Exercise
Using the data below, gather each line that includes the word "JSON".
Content starts
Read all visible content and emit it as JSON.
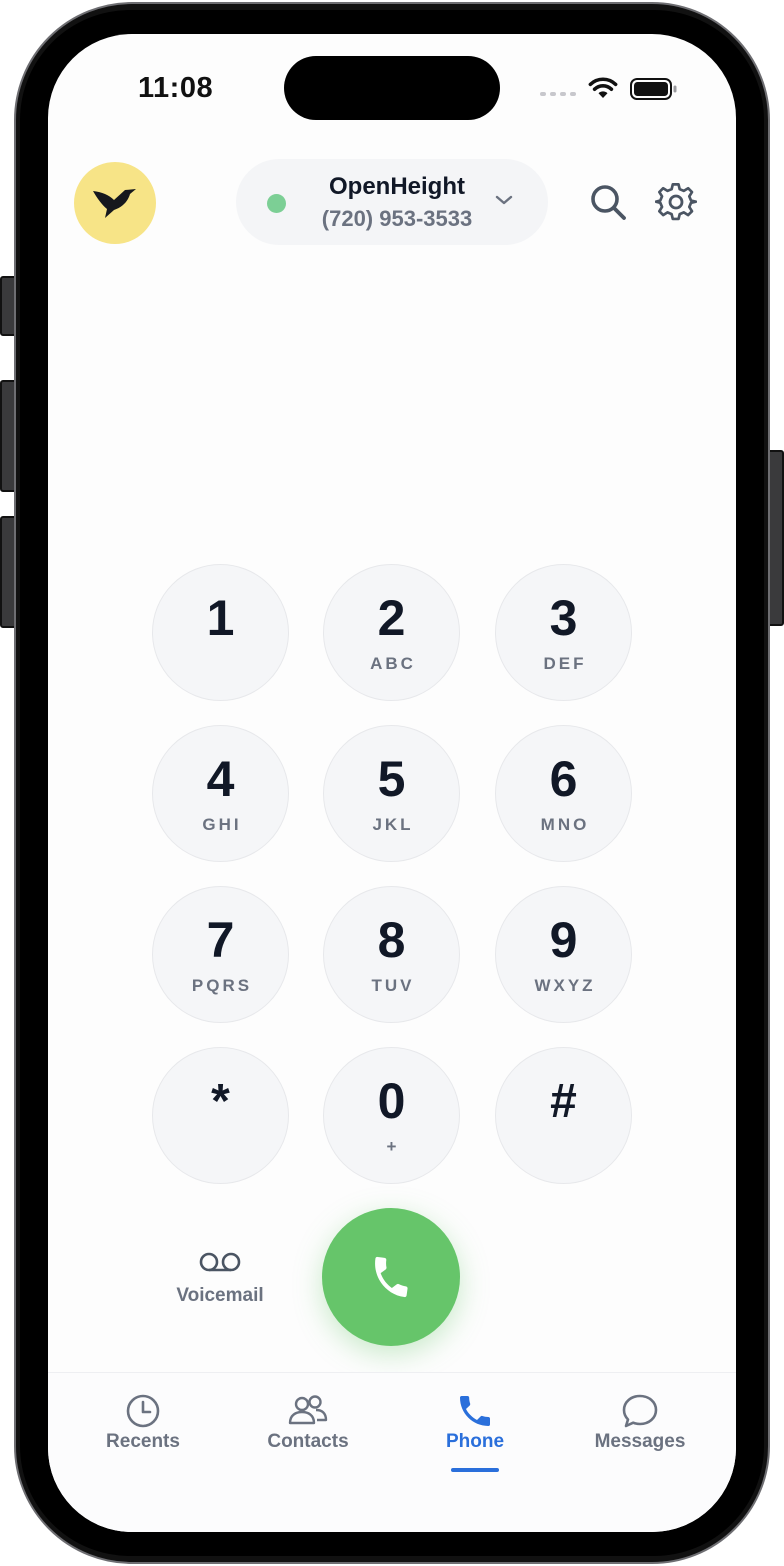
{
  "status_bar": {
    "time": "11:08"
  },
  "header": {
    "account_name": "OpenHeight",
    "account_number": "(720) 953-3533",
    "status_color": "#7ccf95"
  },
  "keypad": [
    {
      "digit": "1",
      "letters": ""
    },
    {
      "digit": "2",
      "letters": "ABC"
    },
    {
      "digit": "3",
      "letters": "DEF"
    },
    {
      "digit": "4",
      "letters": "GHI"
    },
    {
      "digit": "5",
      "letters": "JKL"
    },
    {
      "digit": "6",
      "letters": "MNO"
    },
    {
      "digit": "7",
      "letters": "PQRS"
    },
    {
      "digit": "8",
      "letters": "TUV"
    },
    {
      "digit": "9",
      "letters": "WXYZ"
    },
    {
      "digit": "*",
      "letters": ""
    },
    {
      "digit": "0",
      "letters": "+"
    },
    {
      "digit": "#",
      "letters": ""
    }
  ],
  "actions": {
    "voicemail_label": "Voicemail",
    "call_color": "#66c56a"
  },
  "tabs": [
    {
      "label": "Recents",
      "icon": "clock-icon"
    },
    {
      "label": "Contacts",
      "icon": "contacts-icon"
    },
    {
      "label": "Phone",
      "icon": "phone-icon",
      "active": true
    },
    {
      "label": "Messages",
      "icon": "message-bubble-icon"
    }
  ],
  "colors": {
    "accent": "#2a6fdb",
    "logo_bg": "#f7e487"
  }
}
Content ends
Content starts
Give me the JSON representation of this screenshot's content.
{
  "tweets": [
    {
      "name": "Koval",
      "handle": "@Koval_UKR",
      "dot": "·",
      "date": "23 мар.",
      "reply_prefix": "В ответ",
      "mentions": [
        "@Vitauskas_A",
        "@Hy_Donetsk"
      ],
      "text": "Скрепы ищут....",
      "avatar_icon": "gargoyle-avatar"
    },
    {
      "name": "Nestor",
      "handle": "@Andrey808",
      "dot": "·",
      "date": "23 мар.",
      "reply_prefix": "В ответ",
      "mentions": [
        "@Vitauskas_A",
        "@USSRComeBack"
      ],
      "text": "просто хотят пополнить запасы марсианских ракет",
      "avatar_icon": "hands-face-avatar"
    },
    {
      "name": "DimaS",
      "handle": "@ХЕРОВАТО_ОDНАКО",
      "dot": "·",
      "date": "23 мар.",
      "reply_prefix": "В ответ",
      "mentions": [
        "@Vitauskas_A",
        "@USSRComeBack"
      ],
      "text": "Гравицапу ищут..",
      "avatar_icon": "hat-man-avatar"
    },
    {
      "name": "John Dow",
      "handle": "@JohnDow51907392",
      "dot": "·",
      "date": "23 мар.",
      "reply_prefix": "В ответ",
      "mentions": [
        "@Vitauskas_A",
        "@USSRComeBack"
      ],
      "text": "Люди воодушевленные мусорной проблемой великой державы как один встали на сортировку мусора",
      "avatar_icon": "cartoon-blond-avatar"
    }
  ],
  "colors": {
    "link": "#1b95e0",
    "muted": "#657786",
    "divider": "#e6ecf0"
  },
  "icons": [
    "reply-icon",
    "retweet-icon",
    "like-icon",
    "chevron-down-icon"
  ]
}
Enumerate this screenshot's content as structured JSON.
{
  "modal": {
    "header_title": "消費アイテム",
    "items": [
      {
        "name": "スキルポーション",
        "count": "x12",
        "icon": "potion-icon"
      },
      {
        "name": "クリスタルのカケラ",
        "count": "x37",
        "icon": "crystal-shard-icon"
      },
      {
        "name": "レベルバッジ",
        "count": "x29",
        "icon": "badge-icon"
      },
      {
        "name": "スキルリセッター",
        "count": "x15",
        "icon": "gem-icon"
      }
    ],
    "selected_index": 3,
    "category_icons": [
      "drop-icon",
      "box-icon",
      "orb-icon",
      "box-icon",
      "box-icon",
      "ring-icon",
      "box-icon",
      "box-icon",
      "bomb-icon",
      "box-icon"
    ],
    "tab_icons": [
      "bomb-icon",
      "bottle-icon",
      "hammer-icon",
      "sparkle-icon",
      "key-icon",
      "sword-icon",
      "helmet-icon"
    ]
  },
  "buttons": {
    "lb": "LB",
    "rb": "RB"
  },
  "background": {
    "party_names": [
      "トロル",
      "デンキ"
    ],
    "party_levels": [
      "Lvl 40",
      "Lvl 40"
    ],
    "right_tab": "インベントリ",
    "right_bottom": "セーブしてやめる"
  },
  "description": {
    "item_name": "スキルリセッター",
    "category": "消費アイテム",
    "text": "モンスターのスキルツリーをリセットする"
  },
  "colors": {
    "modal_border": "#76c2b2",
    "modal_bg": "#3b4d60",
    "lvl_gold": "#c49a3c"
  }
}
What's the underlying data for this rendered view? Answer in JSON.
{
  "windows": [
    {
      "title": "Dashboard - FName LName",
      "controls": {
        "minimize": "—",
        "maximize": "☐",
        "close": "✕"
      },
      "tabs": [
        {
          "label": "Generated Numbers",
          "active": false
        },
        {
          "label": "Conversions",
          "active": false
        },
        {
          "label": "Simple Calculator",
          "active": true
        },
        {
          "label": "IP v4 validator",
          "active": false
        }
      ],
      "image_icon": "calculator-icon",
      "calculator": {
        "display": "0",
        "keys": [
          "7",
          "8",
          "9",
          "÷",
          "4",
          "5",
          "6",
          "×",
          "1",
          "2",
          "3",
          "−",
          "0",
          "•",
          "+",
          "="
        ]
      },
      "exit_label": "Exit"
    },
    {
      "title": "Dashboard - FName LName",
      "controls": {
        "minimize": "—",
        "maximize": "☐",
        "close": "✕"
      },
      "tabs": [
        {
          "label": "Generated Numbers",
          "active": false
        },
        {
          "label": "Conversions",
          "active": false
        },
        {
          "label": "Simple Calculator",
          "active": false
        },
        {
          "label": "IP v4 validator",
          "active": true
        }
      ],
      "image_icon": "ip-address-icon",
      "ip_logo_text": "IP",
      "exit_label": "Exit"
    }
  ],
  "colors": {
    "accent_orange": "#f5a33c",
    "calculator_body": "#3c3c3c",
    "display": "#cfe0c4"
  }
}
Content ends
Answer
Read all visible content and emit it as JSON.
Give me the JSON representation of this screenshot's content.
Enumerate this screenshot's content as structured JSON.
What's the underlying data for this rendered view? Answer in JSON.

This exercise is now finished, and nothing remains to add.